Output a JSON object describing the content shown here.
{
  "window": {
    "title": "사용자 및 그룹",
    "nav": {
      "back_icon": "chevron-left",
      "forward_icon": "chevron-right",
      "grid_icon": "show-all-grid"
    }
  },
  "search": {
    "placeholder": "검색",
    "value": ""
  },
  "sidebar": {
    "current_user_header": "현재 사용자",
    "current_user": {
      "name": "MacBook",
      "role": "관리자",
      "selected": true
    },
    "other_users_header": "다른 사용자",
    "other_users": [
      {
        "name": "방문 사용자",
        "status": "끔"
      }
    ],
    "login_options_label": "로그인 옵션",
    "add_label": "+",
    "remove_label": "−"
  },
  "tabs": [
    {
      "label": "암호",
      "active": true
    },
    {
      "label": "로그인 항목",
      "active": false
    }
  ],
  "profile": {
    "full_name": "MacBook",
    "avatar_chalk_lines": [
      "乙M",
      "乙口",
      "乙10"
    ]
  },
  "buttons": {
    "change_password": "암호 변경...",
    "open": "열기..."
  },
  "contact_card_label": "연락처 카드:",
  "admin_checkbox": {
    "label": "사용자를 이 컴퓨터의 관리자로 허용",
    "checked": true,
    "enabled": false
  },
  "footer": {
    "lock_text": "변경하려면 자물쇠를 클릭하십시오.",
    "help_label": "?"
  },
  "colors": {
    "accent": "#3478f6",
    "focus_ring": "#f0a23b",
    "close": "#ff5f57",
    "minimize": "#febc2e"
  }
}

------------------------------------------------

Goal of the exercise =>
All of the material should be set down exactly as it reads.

Answer area =>
Output a JSON object describing the content shown here.
{
  "window": {
    "title": "사용자 및 그룹",
    "nav": {
      "back_icon": "chevron-left",
      "forward_icon": "chevron-right",
      "grid_icon": "show-all-grid"
    }
  },
  "search": {
    "placeholder": "검색",
    "value": ""
  },
  "sidebar": {
    "current_user_header": "현재 사용자",
    "current_user": {
      "name": "MacBook",
      "role": "관리자",
      "selected": true
    },
    "other_users_header": "다른 사용자",
    "other_users": [
      {
        "name": "방문 사용자",
        "status": "끔"
      }
    ],
    "login_options_label": "로그인 옵션",
    "add_label": "+",
    "remove_label": "−"
  },
  "tabs": [
    {
      "label": "암호",
      "active": true
    },
    {
      "label": "로그인 항목",
      "active": false
    }
  ],
  "profile": {
    "full_name": "MacBook",
    "avatar_chalk_lines": [
      "乙M",
      "乙口",
      "乙10"
    ]
  },
  "buttons": {
    "change_password": "암호 변경...",
    "open": "열기..."
  },
  "contact_card_label": "연락처 카드:",
  "admin_checkbox": {
    "label": "사용자를 이 컴퓨터의 관리자로 허용",
    "checked": true,
    "enabled": false
  },
  "footer": {
    "lock_text": "변경하려면 자물쇠를 클릭하십시오.",
    "help_label": "?"
  },
  "colors": {
    "accent": "#3478f6",
    "focus_ring": "#f0a23b",
    "close": "#ff5f57",
    "minimize": "#febc2e"
  }
}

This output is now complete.